#### [WHAT IS NEEDED]
Only the number should be given: how many lines below contain "sideValue".

#### [DATA EXTRACTS]
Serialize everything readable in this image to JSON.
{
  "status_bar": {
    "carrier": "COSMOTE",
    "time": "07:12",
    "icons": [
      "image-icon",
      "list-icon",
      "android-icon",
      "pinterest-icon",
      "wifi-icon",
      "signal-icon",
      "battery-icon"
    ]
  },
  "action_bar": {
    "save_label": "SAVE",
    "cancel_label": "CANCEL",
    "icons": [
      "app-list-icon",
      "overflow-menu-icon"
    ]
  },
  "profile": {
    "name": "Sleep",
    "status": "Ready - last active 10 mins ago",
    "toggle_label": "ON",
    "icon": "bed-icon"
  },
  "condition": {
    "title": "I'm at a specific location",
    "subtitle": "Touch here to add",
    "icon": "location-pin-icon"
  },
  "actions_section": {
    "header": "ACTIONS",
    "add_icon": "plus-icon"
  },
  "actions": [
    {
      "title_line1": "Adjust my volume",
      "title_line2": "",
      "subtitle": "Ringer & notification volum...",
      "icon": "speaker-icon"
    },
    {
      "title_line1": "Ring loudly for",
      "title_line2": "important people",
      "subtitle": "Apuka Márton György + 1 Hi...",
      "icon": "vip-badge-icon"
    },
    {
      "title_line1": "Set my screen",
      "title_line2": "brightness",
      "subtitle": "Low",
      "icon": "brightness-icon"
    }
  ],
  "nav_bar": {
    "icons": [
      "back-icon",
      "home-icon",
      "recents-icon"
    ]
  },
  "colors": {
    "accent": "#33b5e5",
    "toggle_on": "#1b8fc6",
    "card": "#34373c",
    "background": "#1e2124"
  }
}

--

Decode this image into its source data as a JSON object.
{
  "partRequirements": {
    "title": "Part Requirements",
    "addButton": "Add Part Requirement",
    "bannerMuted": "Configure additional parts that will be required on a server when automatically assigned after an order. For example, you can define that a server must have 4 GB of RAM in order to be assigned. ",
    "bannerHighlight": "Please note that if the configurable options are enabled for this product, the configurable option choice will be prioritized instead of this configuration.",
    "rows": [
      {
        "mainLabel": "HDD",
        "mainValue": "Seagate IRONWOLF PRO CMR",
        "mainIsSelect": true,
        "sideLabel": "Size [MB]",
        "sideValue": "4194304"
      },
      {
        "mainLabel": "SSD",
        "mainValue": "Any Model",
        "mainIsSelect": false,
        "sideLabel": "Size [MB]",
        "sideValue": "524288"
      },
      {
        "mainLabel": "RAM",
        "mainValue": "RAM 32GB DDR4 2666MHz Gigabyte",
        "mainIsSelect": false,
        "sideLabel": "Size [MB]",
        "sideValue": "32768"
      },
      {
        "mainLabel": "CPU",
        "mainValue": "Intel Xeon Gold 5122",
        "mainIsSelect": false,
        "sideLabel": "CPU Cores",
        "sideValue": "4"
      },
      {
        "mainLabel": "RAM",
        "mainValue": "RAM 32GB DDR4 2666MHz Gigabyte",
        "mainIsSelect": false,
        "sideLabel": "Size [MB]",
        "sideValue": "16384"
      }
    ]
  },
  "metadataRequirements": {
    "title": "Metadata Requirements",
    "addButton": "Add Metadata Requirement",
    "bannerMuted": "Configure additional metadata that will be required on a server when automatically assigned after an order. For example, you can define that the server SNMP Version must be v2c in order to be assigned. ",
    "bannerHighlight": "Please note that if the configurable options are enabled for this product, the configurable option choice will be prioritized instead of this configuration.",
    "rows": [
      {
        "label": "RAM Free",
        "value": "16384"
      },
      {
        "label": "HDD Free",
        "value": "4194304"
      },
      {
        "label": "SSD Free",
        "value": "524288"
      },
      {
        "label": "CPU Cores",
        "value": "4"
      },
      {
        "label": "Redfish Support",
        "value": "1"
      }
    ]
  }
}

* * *

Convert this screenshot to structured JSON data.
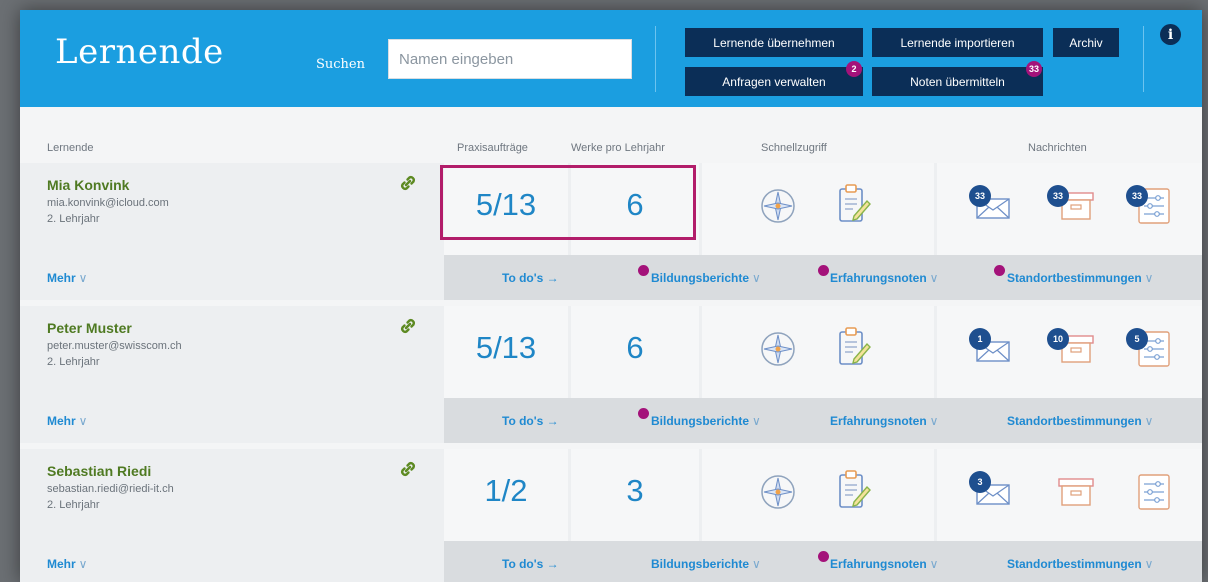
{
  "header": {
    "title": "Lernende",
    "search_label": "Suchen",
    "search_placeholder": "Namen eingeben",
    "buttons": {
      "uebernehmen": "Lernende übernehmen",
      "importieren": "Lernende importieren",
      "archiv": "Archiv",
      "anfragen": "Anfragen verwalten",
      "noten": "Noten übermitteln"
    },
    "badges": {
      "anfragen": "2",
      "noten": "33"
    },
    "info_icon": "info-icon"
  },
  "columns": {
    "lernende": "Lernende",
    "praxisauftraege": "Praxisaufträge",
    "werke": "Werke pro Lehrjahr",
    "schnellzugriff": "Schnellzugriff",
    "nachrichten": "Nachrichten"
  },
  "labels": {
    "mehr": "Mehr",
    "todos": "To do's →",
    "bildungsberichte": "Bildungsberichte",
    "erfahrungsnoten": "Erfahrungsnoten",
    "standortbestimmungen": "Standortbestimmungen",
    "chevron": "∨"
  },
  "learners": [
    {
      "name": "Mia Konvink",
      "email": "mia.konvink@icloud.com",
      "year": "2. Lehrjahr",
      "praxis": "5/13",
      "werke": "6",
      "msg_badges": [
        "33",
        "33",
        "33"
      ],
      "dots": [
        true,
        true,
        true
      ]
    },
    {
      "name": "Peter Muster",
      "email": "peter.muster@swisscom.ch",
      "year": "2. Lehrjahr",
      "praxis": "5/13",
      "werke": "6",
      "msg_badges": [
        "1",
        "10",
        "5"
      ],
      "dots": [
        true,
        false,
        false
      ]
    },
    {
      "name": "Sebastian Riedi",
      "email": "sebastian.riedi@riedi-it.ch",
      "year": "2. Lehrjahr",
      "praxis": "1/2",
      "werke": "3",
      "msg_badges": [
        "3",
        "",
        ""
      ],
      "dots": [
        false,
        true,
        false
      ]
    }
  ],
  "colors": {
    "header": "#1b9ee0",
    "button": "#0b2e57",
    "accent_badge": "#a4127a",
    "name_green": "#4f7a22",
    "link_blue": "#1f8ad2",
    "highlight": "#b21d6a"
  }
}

#### [RESPONSE TO THIS TASK]
5